Thursday, October 09, 2008

Heroic Names

I sometimes wonder if other authors agonize over naming characters as much as I do. I suspect so. I know I sometimes have to try out two or three different names for a character until I find the one that fits just right.

I struggled most with finding the right names for my heroes. I want something strong, not too long or unwiledy or difficult to pronounce. But I also like the name to be memorable.

This month's collection of Harlequin American Romances has some great heroic named. The hero in Margot Early's Holding the Baby is named Mark Logan -- a nice, solid name. In Finally a Baby, Lisa Child's Eric South is another strong, male name. Holly Jacobs gives us Henry Remington in her new release, Once Upon a Thanksgiving. I love the name Henry -- slightly old-fashioned but strong and well, manyly. And finally we have Cathy Gillen Thacker's The Inherited Twins. Hero Heath McPherson has a name that screamed romance. Though he's an all-American guy, he could have stepped out of a Scottish Moor. Clearly, these American authors know how to pick good heroic names.

When I wrote my most recent American, The Right Mr. Wrong, I gave into my penchant for unusual names with my hero, Hagan Ansdar. Hagan is from Norway, so I wanted a Norwegian name.

Of course, the most unusual name in my Crested Butte books belongs to Zephyr, the local rock star, snow boarder and general comic relief. He burst into my imagination name and all -- Zephyr, no last name, no explanation -- and no other name wuold fit him as well.

My next Harlequin American will be out in May 2009. Another Crested Butte story, this one features Zephyr's best friend, Bryan as The Man Most Likely. The name Bryan meets all my qualifications -- strong, short and it fits my charcter.

What do you readers thing? Do you like more ordinary names, or exotic ones for your heroes? Do you have any pet peeves or names you don't like? Let us know!

5 comments:

Estella said...

All I ask is that a heroes name be pronounceable.

Ellen said...

Like Estella said I like names that can be pronounced, otherwise I don't much care what their names are.

Hope Chastain said...

As a reader & writer, I like for the name to fit the character. I wouldn't give a strong Hero a wimpy name (unless I was going for comic relief, or playing against type). I think all the H names in this month's selection of HARs are good.

Incidentally, I'd love to read one with Zephyr as the Hero! (Of course, you'll have to tie him to a chair and browbeat him till he tells you the name he was born with, because unless he's changed it legally, he can't marry the heroine with it...)

Stephanie said...

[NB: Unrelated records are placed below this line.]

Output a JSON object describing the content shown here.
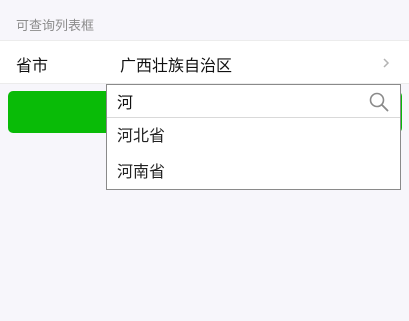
{
  "section": {
    "title": "可查询列表框"
  },
  "row": {
    "label": "省市",
    "value": "广西壮族自治区"
  },
  "dropdown": {
    "search_value": "河",
    "options": [
      {
        "label": "河北省"
      },
      {
        "label": "河南省"
      }
    ]
  },
  "colors": {
    "primary_green": "#09bb07",
    "page_background": "#f7f6fb"
  },
  "icons": {
    "chevron": "chevron-right-icon",
    "search": "search-icon"
  }
}
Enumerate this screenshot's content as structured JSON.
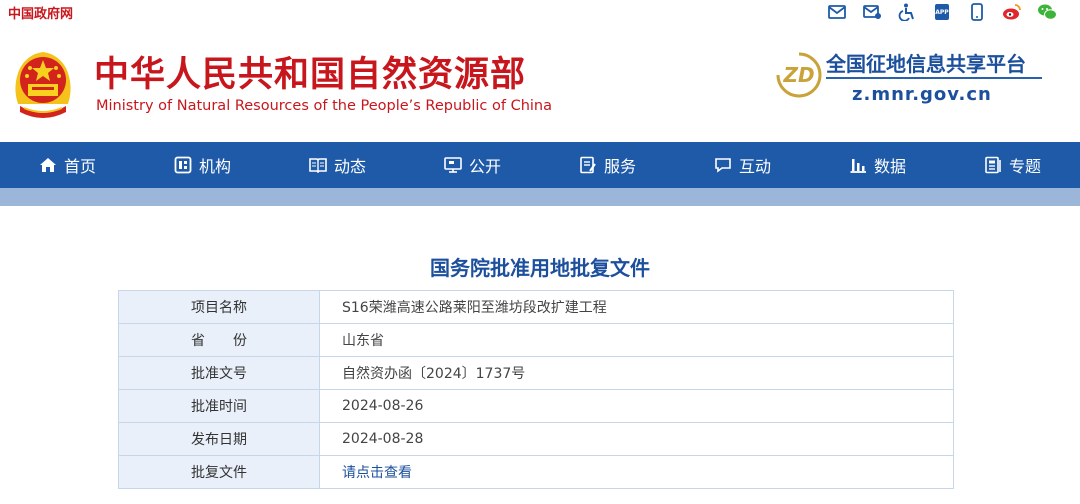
{
  "topbar": {
    "gov_link": "中国政府网",
    "icons": [
      "mail-icon",
      "mailbox-icon",
      "accessibility-icon",
      "app-icon",
      "mobile-icon",
      "weibo-icon",
      "wechat-icon"
    ]
  },
  "header": {
    "title_cn": "中华人民共和国自然资源部",
    "title_en": "Ministry of Natural Resources of the People’s Republic of China",
    "platform_logo_text": "ZD",
    "platform_name": "全国征地信息共享平台",
    "platform_url": "z.mnr.gov.cn"
  },
  "nav": {
    "items": [
      {
        "label": "首页",
        "icon": "home-icon"
      },
      {
        "label": "机构",
        "icon": "org-icon"
      },
      {
        "label": "动态",
        "icon": "book-icon"
      },
      {
        "label": "公开",
        "icon": "monitor-icon"
      },
      {
        "label": "服务",
        "icon": "clipboard-icon"
      },
      {
        "label": "互动",
        "icon": "chat-icon"
      },
      {
        "label": "数据",
        "icon": "chart-icon"
      },
      {
        "label": "专题",
        "icon": "document-icon"
      }
    ]
  },
  "main": {
    "title": "国务院批准用地批复文件",
    "rows": [
      {
        "label": "项目名称",
        "value": "S16荣潍高速公路莱阳至潍坊段改扩建工程"
      },
      {
        "label": "省　　份",
        "value": "山东省"
      },
      {
        "label": "批准文号",
        "value": "自然资办函〔2024〕1737号"
      },
      {
        "label": "批准时间",
        "value": "2024-08-26"
      },
      {
        "label": "发布日期",
        "value": "2024-08-28"
      },
      {
        "label": "批复文件",
        "value": "请点击查看"
      }
    ]
  },
  "colors": {
    "brand_red": "#c8161d",
    "nav_blue": "#1e5aa8",
    "nav_sub": "#9cb6d9",
    "table_label_bg": "#e9f0fa",
    "table_border": "#c6d7ec",
    "title_blue": "#1c4f9c"
  }
}
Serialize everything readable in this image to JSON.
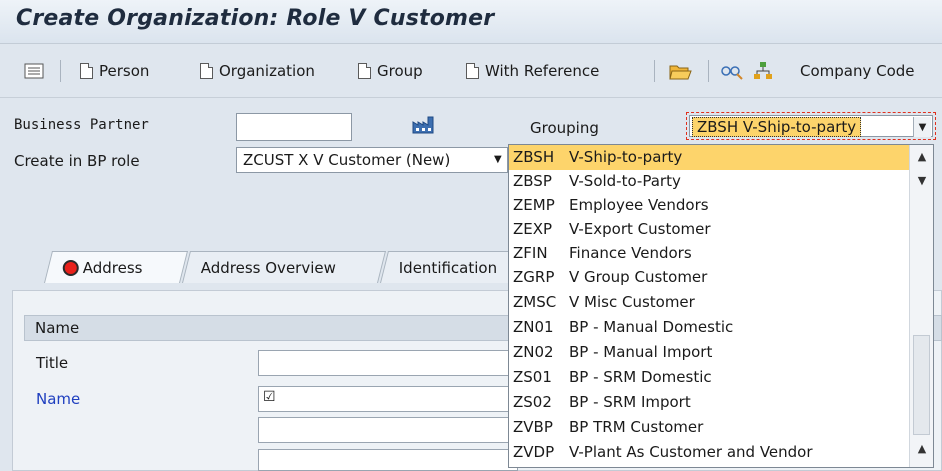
{
  "title": "Create Organization: Role V Customer",
  "toolbar": {
    "items": [
      "Person",
      "Organization",
      "Group",
      "With Reference"
    ],
    "company_code": "Company Code"
  },
  "form": {
    "business_partner_label": "Business Partner",
    "business_partner_value": "",
    "create_in_bp_role_label": "Create in BP role",
    "bp_role_value": "ZCUST X V Customer (New)",
    "grouping_label": "Grouping",
    "grouping_value": "ZBSH V-Ship-to-party"
  },
  "tabs": [
    "Address",
    "Address Overview",
    "Identification"
  ],
  "name_section": {
    "header": "Name",
    "title_label": "Title",
    "name_label": "Name",
    "name_checkbox": "☑"
  },
  "grouping_options": [
    {
      "code": "ZBSH",
      "text": "V-Ship-to-party",
      "selected": true
    },
    {
      "code": "ZBSP",
      "text": "V-Sold-to-Party"
    },
    {
      "code": "ZEMP",
      "text": "Employee Vendors"
    },
    {
      "code": "ZEXP",
      "text": "V-Export Customer"
    },
    {
      "code": "ZFIN",
      "text": "Finance Vendors"
    },
    {
      "code": "ZGRP",
      "text": "V Group Customer"
    },
    {
      "code": "ZMSC",
      "text": "V Misc Customer"
    },
    {
      "code": "ZN01",
      "text": "BP - Manual Domestic"
    },
    {
      "code": "ZN02",
      "text": "BP - Manual Import"
    },
    {
      "code": "ZS01",
      "text": "BP - SRM Domestic"
    },
    {
      "code": "ZS02",
      "text": "BP - SRM Import"
    },
    {
      "code": "ZVBP",
      "text": "BP TRM Customer"
    },
    {
      "code": "ZVDP",
      "text": "V-Plant As Customer and Vendor"
    }
  ],
  "colors": {
    "selected_highlight": "#fdd46b",
    "focus_border": "#e0301e",
    "background": "#dfe6ee"
  }
}
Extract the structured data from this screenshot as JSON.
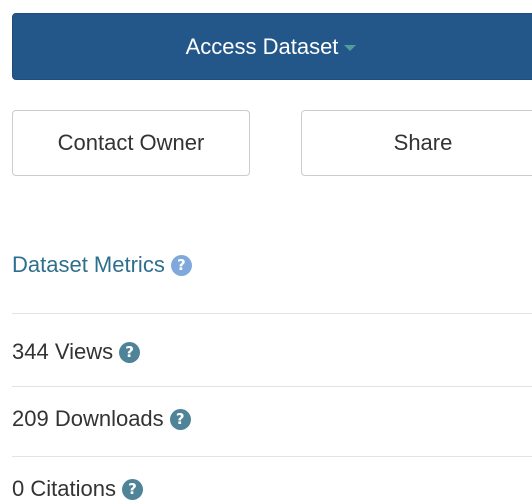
{
  "actions": {
    "access_label": "Access Dataset",
    "contact_label": "Contact Owner",
    "share_label": "Share"
  },
  "metrics": {
    "heading": "Dataset Metrics",
    "views": "344 Views",
    "downloads": "209 Downloads",
    "citations": "0 Citations"
  },
  "icons": {
    "help": "question-circle-icon",
    "caret": "caret-down-icon"
  },
  "colors": {
    "primary": "#245789",
    "heading": "#2e6f8e",
    "help_light": "#7fa9dc",
    "help_dark": "#4f8397"
  }
}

I have one of those 50,000 name baby books that helps me. Unfortunately, I get overwhelmed at all of them, so usually I just have to close my eyes and try to hear my heroine calling him something. Most of the time that works but there are a few names that I always come back to that fit almost every character, among them being Jake. That name haunts me and I have no idea why!!!

Anonymous said...

Being able to pronounce the name is the biggy for me. If I can't pronounce it, it draws me out of the story and then I compensate by substituting a name of my choice.

Stephanie, that's a great ideas about imagining your heroine calling him something. I'll have to try that. My last few heroes' haven't been a problem. As a matter of fact, one of them knew what his name was and I never argued, because he was so insistent and the name fit so well.

LindaC